**The records**
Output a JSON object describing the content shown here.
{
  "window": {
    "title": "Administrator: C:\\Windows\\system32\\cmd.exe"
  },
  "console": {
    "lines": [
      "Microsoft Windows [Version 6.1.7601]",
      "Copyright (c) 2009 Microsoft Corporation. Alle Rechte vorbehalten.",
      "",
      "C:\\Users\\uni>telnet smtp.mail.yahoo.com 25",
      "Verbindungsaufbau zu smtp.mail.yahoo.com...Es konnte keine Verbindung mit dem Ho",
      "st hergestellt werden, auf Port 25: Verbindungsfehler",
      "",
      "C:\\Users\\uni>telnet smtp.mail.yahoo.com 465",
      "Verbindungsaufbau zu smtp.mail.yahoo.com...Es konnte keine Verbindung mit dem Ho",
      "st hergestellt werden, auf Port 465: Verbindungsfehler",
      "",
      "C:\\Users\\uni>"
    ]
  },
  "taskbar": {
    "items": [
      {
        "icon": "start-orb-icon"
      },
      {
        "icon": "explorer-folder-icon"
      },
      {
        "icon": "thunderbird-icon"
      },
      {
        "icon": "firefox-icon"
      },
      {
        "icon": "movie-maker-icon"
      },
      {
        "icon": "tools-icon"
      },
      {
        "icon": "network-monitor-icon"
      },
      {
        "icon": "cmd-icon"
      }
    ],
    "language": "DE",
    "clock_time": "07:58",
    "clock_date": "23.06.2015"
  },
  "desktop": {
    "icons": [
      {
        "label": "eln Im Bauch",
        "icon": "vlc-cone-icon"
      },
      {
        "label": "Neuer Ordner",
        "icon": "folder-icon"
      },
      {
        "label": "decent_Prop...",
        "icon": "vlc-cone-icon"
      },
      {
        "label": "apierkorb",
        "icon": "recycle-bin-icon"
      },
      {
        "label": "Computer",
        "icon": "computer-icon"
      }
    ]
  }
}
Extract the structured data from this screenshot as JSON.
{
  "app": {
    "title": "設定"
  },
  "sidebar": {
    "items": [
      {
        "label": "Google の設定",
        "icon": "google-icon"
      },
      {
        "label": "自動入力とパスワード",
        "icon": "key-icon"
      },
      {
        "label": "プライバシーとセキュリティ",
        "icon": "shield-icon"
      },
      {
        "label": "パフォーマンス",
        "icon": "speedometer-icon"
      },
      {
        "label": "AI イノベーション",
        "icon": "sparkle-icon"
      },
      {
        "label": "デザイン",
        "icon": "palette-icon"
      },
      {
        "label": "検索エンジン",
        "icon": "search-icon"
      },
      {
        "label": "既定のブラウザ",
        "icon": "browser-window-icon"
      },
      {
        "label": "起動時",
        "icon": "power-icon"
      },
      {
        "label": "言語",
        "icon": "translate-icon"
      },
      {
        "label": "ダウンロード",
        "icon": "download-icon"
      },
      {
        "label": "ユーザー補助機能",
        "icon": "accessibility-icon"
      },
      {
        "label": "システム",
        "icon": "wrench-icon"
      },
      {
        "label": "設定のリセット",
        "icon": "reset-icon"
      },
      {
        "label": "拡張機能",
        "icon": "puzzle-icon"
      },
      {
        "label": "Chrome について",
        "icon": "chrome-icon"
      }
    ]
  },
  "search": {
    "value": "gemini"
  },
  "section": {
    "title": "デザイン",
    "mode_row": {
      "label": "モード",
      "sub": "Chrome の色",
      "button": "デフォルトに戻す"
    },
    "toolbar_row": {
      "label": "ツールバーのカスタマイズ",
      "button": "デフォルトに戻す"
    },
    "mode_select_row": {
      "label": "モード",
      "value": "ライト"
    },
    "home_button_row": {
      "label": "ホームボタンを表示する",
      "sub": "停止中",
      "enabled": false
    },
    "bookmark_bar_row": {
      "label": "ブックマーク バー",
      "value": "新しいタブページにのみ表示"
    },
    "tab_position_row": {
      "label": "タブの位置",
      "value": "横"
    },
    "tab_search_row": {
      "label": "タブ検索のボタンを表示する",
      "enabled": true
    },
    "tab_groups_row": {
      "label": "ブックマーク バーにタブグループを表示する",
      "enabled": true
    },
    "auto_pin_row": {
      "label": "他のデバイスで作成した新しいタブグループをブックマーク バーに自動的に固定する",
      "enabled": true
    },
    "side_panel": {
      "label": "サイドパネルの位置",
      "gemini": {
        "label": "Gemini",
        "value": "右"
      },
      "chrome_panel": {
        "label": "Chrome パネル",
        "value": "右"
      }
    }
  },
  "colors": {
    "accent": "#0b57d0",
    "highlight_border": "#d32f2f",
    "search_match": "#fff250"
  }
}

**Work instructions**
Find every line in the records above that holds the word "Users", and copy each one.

**Response for this exercise**
      "C:\\Users\\uni>telnet smtp.mail.yahoo.com 25",
      "C:\\Users\\uni>telnet smtp.mail.yahoo.com 465",
      "C:\\Users\\uni>"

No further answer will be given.